Chroma Experience gave us great advice and led us to an ideal result in many open and honest discussions. Besides the know-how, I especially appreciate this consulting culture that we experienced with Chroma Experience.
In order to meet the challenges of this project, our prior knowledge from a previous project in the aircraft modification environment was very helpful. This allowed us to draw on a solid basic understanding of this complex market. Understanding the specific requirements was not only an exciting and interesting process due to the close exchange and open cooperation with the responsible parties, but also an extremely pleasant one. All questions were considered intensively and in detail and discussed without reservation. In the process, we and thus the project result were able to benefit from the extraordinary expertise of our contact persons.
By the way, MRO is the abbreviation for Machine Repair and Overhaul.
We iterated over our designs for the service cut, the operating concept, and the design of the user interfaces in regular cycles, incorporating stakeholder feedback. This enabled us to create a basis that had been evaluated in terms of technicality, usability and feasibility to such an extent that it was possible to proceed very purposefully in further development.
We described the results of the technical and user workshops in the form of written documentation - especially for the project team - and used this as a basis for recording use cases in the form of user flows. These were refined in the form of wireframes and finally transformed into an interface design. With simple prototypes we were able to give a comprehensive impression of the product within a short time.
Since we started at a very early stage to understand the user interfaces as a composition of UI components and to keep these in a design component library, we were able to deal with adjustments at short notice and to work in parallel with the design team on the various services.
In its documented form, the resulting component library served as a content interface between the design and front-end development disciplines.
To meet the business and operational requirements, it made sense to use Angular as the frontend application framework.
Angular brings the necessary tooling to implement and deploy reusable UI components - but only in the Angular context. Since we had to use other frontend technologies - e.g. the interfaces of the Keycloak instance are delivered as Plain HTML - we decided against Angular components as the central UI technology and instead used a standards-compliant technology with Web Components (also called Custom Elements). Web Components offer the advantage of being able to be presented in modern browsers without any further dependencies. In addition, we were thus able to make the technical cut between the frontend application and the frontend presentation to ensure that we could implement the specified frontend architecture in a clean and distinct manner.

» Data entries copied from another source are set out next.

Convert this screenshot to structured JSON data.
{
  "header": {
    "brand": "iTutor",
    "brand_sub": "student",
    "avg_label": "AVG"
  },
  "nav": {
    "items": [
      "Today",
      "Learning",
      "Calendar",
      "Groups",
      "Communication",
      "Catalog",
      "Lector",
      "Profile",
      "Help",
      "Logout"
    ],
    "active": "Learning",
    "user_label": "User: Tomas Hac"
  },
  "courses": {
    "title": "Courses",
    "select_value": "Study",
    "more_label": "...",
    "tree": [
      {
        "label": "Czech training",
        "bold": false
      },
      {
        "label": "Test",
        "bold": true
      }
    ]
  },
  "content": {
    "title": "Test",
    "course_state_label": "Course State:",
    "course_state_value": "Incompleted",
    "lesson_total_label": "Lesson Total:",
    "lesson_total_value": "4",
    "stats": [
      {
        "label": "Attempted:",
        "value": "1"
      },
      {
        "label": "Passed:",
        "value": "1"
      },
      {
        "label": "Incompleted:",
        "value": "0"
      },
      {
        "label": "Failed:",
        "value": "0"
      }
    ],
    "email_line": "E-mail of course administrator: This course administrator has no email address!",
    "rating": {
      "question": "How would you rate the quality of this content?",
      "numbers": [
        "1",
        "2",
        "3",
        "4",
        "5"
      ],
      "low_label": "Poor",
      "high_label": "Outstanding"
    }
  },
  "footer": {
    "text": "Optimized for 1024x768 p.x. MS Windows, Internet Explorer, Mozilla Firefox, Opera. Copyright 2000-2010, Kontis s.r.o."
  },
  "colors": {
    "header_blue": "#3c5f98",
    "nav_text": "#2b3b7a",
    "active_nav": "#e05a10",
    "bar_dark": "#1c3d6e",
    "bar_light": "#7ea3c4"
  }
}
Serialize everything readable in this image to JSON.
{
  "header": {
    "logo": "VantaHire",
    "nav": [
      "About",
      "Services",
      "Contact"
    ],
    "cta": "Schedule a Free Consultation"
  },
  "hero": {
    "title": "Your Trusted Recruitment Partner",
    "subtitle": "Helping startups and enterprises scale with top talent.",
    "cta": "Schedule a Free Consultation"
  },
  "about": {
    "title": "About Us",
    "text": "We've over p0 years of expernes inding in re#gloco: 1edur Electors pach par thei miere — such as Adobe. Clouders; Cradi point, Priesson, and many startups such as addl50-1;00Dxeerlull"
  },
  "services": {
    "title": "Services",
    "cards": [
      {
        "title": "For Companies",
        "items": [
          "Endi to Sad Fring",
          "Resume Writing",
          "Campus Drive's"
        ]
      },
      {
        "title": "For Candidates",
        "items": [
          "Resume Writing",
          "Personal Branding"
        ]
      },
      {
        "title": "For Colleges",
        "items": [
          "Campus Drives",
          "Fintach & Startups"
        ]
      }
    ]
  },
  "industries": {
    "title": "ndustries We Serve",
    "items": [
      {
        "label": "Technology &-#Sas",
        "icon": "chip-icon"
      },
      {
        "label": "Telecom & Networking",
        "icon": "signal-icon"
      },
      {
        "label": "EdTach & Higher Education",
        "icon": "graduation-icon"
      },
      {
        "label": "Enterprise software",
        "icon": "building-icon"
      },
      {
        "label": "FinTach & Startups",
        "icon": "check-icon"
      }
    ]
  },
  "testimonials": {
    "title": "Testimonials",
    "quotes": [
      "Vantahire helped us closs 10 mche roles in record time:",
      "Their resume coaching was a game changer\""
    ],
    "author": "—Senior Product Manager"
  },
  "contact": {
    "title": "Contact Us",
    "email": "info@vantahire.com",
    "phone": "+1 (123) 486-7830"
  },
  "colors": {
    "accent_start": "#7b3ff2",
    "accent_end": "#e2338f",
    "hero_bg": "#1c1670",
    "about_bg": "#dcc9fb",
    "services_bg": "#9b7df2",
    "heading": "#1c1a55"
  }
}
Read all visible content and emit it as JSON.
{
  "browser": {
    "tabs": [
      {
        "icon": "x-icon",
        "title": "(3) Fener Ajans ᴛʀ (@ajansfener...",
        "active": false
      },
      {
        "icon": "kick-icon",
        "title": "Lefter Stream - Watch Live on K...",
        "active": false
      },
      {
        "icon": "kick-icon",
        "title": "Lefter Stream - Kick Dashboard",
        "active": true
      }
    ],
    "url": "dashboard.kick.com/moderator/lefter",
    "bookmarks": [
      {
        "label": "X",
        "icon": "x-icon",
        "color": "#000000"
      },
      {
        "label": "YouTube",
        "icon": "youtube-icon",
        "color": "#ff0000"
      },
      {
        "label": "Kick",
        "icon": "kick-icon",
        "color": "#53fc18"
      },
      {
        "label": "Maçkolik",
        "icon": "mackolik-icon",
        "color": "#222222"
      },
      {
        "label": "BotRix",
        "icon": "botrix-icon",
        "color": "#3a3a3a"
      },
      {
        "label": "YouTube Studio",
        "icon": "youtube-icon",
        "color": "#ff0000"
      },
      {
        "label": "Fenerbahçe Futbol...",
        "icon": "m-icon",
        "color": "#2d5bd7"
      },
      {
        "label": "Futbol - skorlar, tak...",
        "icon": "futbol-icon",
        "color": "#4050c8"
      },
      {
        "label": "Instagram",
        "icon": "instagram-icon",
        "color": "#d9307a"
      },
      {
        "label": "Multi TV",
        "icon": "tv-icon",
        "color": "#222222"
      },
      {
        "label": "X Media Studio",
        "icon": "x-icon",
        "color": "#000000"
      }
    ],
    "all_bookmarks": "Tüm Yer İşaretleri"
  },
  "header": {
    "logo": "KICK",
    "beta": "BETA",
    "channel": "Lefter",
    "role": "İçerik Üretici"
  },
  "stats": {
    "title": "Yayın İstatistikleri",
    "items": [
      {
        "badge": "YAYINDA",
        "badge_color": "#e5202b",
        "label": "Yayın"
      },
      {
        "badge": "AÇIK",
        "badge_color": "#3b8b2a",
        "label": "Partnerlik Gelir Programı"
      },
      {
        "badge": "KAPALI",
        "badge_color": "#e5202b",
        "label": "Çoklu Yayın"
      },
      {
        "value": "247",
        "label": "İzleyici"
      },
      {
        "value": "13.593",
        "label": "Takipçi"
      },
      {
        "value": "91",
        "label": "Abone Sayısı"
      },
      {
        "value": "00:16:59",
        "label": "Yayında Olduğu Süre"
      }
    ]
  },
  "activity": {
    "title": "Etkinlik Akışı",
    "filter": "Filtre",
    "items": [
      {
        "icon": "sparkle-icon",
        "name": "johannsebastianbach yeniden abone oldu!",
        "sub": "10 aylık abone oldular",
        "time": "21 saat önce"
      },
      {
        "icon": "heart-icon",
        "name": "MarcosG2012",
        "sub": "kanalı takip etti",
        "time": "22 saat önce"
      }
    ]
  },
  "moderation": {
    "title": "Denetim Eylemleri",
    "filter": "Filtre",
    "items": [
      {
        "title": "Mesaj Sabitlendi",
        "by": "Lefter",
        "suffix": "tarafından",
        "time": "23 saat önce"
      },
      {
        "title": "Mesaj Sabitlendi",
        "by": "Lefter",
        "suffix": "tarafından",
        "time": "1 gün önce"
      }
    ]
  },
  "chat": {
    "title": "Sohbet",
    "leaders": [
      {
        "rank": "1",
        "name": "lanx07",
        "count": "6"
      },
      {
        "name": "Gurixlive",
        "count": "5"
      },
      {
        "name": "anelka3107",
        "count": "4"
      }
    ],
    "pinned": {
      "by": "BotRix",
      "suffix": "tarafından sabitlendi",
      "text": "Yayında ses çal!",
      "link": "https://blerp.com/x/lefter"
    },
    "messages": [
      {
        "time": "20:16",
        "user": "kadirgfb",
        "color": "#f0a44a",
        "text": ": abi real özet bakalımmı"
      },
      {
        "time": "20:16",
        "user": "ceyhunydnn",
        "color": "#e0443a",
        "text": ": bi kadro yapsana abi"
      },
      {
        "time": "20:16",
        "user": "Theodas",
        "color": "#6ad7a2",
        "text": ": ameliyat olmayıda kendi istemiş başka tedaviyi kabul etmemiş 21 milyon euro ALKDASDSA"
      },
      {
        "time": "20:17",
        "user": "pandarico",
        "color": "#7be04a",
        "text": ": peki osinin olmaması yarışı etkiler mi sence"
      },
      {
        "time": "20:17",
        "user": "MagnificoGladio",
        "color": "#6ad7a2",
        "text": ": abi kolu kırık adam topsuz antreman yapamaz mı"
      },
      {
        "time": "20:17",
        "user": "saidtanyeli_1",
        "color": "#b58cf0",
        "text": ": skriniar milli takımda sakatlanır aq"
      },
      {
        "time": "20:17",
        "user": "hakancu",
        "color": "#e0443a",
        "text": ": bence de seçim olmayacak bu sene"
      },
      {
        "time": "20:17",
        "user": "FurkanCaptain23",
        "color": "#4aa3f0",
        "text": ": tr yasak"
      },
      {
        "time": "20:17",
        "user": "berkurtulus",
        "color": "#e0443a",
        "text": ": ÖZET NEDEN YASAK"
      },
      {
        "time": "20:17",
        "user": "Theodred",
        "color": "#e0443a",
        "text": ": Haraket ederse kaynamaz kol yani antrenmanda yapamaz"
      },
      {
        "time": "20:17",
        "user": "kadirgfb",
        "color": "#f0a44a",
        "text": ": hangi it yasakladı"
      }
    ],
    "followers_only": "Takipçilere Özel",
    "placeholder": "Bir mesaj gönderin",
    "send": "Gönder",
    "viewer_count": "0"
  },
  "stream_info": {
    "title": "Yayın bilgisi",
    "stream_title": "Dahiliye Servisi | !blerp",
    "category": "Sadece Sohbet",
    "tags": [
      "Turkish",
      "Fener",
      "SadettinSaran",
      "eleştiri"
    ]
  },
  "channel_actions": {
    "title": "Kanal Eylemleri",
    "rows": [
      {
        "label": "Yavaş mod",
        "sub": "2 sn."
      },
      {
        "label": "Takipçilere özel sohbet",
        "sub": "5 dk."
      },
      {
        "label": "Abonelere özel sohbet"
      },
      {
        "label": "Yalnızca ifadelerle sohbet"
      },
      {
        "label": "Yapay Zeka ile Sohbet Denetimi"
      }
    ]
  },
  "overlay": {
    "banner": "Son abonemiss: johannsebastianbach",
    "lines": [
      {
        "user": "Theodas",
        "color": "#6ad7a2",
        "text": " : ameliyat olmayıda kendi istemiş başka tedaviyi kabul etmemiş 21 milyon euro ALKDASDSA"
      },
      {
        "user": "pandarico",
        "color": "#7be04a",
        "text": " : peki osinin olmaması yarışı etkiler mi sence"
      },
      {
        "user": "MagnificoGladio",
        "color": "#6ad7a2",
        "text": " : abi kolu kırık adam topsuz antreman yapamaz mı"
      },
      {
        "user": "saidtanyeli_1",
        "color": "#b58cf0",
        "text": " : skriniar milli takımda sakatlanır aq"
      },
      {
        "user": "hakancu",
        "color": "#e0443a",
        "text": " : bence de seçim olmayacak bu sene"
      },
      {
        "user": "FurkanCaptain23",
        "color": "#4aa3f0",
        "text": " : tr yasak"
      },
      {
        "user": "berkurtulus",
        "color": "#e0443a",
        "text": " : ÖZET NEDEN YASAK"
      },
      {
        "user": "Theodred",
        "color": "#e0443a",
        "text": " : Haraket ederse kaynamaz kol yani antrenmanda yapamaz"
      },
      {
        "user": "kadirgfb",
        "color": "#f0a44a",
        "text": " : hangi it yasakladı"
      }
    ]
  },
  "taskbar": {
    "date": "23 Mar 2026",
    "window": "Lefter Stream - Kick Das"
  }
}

Nicole Noack Managing Director, Independent Aircraft Modifier Alliance
For us, the biggest challenge was that we wanted to lay the foundation for a permanently growing system within the shortest possible time and while still in the start-up phase. In addition to the selection of the technologies themselves, a future-proof user interface that is easy to use and at the same time corresponds to the CI was important.
Another significant advantage of this approach was the possibility to work on the application and the UI components simultaneously and with a larger team. Thus, we produced a first version of each UI component as a functional component that was used directly in the application. Subsequently, we worked on giving each component its own specific look and feel. These new components could be distributed just like adaptations of existing components over the package management - in this case npm.
The result is a project-specific design system that is a relevant and consistent part of the entire process, starting with the UX design process and ending with the front-end implementation. We can react to adaptations and extensions by intervening in a domain- and technology-independent tooling and thus meet current and future requirements without constraints and dependencies while strictly adhering to the content constraints.